** Requirement **
Find every line in the records below that holds the word "Menurun" and copy it.
******************************
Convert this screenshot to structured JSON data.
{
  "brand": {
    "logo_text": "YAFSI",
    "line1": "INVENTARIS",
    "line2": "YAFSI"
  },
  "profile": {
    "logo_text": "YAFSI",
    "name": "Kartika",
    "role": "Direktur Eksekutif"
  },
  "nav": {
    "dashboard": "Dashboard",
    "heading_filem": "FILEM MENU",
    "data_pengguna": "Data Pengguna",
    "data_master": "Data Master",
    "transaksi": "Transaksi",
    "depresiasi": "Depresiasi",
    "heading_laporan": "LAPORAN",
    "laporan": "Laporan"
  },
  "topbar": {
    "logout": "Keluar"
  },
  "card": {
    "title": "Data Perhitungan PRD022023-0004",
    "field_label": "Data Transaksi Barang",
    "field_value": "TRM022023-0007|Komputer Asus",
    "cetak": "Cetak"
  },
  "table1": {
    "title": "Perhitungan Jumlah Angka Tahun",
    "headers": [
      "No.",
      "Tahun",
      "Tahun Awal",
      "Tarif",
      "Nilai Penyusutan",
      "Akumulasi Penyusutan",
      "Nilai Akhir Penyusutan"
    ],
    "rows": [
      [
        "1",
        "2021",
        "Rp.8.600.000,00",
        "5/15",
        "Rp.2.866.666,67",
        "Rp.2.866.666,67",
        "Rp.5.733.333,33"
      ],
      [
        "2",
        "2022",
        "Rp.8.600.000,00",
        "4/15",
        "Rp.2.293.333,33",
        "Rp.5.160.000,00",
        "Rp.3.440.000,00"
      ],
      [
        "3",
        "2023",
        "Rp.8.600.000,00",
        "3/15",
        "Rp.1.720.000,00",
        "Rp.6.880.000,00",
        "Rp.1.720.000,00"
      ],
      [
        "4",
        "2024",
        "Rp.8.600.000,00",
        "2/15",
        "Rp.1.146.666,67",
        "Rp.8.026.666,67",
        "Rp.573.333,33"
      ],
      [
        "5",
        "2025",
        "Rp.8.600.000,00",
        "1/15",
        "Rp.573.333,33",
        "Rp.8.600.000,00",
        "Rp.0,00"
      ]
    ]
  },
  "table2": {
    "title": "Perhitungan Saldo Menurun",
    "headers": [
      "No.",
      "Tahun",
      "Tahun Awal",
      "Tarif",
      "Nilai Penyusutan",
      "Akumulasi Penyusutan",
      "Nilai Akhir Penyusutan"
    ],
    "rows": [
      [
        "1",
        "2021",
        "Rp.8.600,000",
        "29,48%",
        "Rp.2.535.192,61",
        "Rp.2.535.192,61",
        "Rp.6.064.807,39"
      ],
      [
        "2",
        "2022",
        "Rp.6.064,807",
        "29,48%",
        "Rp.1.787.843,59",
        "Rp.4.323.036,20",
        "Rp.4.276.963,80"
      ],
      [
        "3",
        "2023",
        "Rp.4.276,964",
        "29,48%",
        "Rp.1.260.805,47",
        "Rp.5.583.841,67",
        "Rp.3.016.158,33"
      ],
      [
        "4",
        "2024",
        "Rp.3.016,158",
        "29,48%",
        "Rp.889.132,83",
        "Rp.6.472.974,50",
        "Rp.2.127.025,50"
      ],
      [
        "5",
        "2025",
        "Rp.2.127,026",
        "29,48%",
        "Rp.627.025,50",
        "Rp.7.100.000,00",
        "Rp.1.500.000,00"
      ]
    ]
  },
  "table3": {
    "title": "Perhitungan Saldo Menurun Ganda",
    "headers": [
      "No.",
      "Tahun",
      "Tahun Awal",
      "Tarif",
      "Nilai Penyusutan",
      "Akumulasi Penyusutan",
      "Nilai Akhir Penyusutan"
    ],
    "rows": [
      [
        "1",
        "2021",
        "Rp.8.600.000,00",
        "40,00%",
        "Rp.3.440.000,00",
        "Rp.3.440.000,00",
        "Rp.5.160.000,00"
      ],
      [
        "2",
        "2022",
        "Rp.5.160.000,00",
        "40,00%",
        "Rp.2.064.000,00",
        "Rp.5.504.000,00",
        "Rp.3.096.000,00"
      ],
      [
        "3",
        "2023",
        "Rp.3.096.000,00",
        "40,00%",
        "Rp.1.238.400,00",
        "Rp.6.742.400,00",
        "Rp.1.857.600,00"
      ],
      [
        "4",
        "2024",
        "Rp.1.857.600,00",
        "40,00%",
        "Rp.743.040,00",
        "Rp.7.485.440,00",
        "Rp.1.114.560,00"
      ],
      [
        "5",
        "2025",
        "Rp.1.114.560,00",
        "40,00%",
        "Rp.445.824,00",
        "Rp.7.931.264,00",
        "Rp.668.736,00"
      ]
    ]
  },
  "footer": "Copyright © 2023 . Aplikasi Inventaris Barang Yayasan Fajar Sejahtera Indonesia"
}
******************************
** Response below **
    "title": "Perhitungan Saldo Menurun",
    "title": "Perhitungan Saldo Menurun Ganda",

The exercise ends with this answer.